We’re at an exciting juncture in our global investigation of human belonging and brands with global market research and consulting firm Ipsos. From far-ranging and disarmingly candid discussions with 200 citizens of six countries—Brazil, Russia, India, China, Germany and the US—a gripping global portrait of the need for a deeper sense of belonging is coming into view. Family and friends, places of birth and worship, the workplace, sports and charitable causes: the sources of belonging are universal and nearly timeless.
The obstacles to the human experience and feeling of belonging, however, are far more culturally specific and distinctly modern. With a kind of ripped-from-the-headlines quality, we see as resounding forces growing economic inequality—even as more of the world’s population is lifted from poverty—political instability and distrust, environmental anxiety, and the technologizing of interpersonal communications. Other nearly universal impediments to belonging include intolerance, racism and excessive self-involvement.
We look forward to issuing later this summer a report on all our findings and the important interplay of belonging and brands. Here are a few high level insights from our initial discussions with citizens in six countries that span the “belonging spectrum”—from more collectivist to more individualist societies:
Though over 800 million Chinese have moved out of poverty due to rapid urbanization and industrialization, the fast pace of change has damaged trust and affiliative behavior, as have the cronyism and greed of Communist Party officials, more exposed under President Xi Jinping’s anti-corruption campaign. Brands that enrich belonging do so by providing a positive, or even aspirational outlook on life; promoting economic development; and supporting social causes.
Coping with corruption, social injustice and economic precariousness, Brazilians are curbing their indulgent impulses.
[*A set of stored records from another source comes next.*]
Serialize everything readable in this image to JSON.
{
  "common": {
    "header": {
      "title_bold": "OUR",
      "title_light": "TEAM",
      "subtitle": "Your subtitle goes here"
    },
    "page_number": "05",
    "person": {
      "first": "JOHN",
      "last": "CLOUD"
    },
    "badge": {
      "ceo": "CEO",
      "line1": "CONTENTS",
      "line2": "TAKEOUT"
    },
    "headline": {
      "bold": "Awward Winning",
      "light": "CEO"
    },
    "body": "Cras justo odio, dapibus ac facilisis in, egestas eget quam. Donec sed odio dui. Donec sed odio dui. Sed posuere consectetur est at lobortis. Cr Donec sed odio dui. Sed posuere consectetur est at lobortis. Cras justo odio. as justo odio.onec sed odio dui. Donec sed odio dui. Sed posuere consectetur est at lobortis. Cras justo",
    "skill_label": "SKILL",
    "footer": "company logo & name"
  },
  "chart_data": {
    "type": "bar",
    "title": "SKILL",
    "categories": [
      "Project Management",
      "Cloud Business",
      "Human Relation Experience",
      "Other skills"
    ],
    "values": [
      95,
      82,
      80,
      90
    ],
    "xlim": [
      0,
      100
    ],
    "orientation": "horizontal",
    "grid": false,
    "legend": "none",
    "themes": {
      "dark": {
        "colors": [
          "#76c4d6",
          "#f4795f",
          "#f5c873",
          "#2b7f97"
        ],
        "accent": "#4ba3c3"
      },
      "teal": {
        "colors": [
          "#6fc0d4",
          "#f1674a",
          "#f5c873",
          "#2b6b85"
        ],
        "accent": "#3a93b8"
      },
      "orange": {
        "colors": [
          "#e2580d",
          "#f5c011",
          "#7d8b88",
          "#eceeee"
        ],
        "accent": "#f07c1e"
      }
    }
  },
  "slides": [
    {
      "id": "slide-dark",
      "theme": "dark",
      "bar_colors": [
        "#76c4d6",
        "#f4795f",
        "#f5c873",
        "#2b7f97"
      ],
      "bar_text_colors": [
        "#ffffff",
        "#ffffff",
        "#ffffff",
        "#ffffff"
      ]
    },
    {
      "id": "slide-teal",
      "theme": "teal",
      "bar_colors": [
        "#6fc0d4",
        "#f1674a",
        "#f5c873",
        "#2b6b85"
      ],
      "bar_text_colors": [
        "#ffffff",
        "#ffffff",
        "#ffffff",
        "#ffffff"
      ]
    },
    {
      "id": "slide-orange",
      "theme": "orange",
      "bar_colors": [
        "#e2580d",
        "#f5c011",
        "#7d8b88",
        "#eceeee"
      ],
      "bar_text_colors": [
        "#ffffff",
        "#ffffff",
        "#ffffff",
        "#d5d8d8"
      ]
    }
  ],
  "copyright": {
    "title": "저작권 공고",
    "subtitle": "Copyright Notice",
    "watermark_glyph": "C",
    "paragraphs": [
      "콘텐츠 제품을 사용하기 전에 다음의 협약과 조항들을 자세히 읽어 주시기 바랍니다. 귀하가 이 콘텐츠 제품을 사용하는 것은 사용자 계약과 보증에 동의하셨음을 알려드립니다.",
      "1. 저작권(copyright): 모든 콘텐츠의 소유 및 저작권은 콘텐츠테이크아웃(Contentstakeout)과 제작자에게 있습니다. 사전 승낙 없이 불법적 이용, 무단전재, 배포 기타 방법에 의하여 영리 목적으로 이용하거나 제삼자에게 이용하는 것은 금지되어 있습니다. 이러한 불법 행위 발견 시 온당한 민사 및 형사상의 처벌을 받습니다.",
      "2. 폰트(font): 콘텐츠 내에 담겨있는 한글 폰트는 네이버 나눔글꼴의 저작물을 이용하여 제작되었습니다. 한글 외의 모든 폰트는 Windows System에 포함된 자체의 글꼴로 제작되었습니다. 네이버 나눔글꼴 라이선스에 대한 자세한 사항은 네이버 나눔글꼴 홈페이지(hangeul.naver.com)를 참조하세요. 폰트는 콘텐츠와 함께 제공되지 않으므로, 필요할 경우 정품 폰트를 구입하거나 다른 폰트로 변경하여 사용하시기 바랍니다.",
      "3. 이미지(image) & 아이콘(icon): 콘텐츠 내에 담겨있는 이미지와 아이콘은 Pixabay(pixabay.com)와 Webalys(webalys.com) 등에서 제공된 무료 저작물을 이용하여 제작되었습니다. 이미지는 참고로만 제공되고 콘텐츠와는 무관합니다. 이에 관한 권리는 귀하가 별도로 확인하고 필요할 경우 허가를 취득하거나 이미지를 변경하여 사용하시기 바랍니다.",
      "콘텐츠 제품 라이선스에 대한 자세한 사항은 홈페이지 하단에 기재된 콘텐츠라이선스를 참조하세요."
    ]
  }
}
Belonging is strongly tied to the self-esteem that comes from contributing to society, and as a collectivist culture, brands that cultivate community around themselves and promote social welfare are highly valued.
Heavily promoted historic successes such as the annexation of Crimea and the World War II victory create a deep sense of nostalgia and belonging, especially among older Russians. But years of economic instability and a perceived powerlessness to influence the political process have led to low levels of trust, even in brands. Brand values have shifted from self-expressive to survivalist, such as reliability and utility.
India remains the world’s fastest growing major economy, and the materialism of the burgeoning middle class is met with national pride. Indians’ deeply engrained gregariousness means that what they buy, they physically share. Beloved brands make strongly emotional appeals, assist Indians with their aspirations for achievement, wellness and social good, and are often associated with celebrities or founders who are accessible and altruistic.
The refugee crisis, and the rise of Eurosceptic and nationalist parties, are putting stress on the experience of belonging, one that Germans value personally and as a country since Reunification. With the fastest-growing advanced economy, German consumers’ brand expectations are high: brands must offer complete reliability, innovation and style, while upping the ante on altruism, social interaction and personalization.
As a highly individualistic culture, but currently, a politically polarized and economically segregated one, Americans associate belonging with the freedom to be oneself while being accepted by the group. Brand values are increasingly post-materialist, such as personalized care for one’s well-being, experiential richness and a foundational commitment to social causes, far beyond obligatory CSR standards.
If you’re interested in hearing some of the specific responses and anecdotes from our qualitative pop-up communities around the world, tune into our latest episode of The Belonging Brief with Ipsos SVP, Christie Moorman. If these qualitative findings fascinate you as much as they fascinate us, you’ll be glad to hear that we’re almost finished fielding the quantitative portion of our research. We can’t wait to share everything we find about the impact of human belonging on brand equity.